When Barry Libenson first arrived at Experian as Global CIO in 2015, he spent the first few months talking to customers and everywhere he went they were asking for the same thing: access to real-time data. That was much easier said than done, because it meant that he would have to shift from a traditional data infrastructure to the cloud, which would entail far more than just implementing new technologies.
"The organizational changes were pretty enormous," Libenson told me. "For example, agile development requires far more collaboration than traditional waterfall development, so we need to physically reconfigure how people were organized. We also needed different skill sets in different places so that required more changes and so on."
To spur these changes, the company identified high potential employees that it thought could help drive change. It also brought in outside partners to train them in agile development, so that they could train and coach others. Those employees then became centers of excellence and helped drive change even further throughout the organization.
"Building trust was crucial to making it all work," Vijay Mehta, Chief Innovation Officer at the credit bureau stressed to me. "When you are trying to build an innovative, fail-fast culture, people need to trust that they won't be penalized for being ambitious and failing. So that had to come from the top and be constantly pushed all the way down to make it all work."
Transformation Is Always A Journey, Never A Destination
All too often, we see change through the lens of a specific objective. Paul O'Neill needed to return his company to operational excellence. Wyeth needed to cut costs to compete with generics. To provide its customers with the access to real-time data, Experian needed to shift its decades-old infrastructure to the cloud.
Yet change is never as easy as it first would seem, because the status quo has inertia on its side, which can be a powerful force in any enterprise. In fact, research by McKinsey has found that only 26% of transformational efforts succeed. The reason is that change is often narrowly construed as a series of procedures, a cost cutting target or a technology implementation project.
Yet Alcoa, Wyeth and Experian succeeded where most fail because they saw driving change as more than just a series of objectives, but as a shift in values, skills and capabilities. That's why they started not with a detailed plan, but with building trust, because leaders can't implement change, they can only inspire and empower it.

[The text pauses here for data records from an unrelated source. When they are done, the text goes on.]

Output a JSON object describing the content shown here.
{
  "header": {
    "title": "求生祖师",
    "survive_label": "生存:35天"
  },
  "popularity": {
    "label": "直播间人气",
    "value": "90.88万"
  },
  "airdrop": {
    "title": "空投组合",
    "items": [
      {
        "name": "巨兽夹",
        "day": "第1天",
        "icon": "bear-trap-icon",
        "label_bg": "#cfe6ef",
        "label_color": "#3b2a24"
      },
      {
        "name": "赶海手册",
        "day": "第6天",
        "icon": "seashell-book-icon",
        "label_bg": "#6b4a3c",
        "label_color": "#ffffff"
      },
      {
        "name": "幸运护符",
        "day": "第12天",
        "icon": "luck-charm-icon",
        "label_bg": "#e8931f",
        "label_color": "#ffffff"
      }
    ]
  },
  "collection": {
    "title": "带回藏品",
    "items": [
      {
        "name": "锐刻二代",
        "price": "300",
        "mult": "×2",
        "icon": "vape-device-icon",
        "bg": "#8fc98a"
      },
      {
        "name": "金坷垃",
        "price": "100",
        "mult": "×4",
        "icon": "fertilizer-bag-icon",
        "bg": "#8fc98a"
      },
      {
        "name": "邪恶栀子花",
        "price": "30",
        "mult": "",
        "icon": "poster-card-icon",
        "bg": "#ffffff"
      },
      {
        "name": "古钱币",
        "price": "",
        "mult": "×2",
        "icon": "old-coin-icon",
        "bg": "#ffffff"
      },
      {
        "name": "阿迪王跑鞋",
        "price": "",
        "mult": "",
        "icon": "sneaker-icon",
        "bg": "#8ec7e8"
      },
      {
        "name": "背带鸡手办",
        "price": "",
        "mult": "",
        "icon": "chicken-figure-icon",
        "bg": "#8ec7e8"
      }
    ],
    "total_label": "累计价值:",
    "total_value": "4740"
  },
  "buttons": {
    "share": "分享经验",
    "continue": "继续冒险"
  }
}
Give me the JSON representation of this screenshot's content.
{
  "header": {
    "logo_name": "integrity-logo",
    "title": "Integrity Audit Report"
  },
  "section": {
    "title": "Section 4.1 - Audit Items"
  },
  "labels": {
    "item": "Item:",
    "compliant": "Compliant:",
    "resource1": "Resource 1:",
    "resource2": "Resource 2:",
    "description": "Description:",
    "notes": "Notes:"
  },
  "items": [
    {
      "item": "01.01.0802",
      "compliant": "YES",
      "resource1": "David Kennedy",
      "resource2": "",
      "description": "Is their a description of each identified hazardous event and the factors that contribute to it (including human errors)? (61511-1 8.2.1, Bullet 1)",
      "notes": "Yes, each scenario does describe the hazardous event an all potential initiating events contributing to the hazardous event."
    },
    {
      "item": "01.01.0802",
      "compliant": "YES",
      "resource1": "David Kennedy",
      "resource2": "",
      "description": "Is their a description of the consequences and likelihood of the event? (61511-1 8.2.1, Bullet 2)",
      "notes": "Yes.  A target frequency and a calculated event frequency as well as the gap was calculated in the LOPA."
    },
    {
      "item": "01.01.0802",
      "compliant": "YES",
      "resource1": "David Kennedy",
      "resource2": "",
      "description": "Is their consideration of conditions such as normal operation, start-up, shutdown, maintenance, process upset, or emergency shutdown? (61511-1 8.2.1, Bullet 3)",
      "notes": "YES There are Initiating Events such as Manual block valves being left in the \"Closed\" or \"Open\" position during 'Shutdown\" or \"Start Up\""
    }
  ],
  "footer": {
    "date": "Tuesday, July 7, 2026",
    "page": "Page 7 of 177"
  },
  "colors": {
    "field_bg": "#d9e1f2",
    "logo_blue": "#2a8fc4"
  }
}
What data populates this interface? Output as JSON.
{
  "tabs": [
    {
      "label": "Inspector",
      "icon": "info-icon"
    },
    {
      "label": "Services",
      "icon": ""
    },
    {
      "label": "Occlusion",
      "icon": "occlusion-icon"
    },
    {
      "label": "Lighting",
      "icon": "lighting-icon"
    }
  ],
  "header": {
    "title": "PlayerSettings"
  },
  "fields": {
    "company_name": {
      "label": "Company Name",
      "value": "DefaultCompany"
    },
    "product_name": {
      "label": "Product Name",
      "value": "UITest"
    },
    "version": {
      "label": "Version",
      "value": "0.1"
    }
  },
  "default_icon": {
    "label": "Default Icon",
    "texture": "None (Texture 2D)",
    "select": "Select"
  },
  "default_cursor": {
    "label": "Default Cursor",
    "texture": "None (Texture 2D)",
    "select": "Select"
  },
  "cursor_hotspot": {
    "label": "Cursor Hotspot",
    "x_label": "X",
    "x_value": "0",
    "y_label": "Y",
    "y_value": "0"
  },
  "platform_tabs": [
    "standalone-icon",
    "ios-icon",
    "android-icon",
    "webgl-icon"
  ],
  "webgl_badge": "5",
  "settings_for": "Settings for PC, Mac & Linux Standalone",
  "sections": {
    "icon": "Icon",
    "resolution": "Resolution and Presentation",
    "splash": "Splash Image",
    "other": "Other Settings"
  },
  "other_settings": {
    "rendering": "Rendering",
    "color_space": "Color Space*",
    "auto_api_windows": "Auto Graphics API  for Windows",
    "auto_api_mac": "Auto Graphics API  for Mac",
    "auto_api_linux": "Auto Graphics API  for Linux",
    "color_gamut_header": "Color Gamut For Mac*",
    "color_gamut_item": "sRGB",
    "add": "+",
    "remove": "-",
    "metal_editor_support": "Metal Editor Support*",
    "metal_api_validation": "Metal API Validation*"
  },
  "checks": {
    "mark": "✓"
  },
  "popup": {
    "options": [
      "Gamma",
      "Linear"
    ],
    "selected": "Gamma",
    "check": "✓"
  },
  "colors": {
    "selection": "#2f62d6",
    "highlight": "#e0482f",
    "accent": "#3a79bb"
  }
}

The truth is that transformation is always a journey, never a destination. O'Neil's focus on safety unlocked a passion for operational excellence. Gerstner's focus on IBM's customers led it to a highly profitable service business based on deep partnerships. Wyeth's lean manufacturing program empowered its employees to create value for the company and its customers. Experian's shift to the cloud was just a prelude to an ambitious foray into artificial intelligence.
None of this would be possible without trust, because trust is open ended. It is, in its essence, a social contract that demands that employees, customers and other stakeholders are not treated as merely means to an end, but ends in themselves.
(Disclosure: In the past, Experian has paid for me to appear at its annual conference and travel to speak to its executives)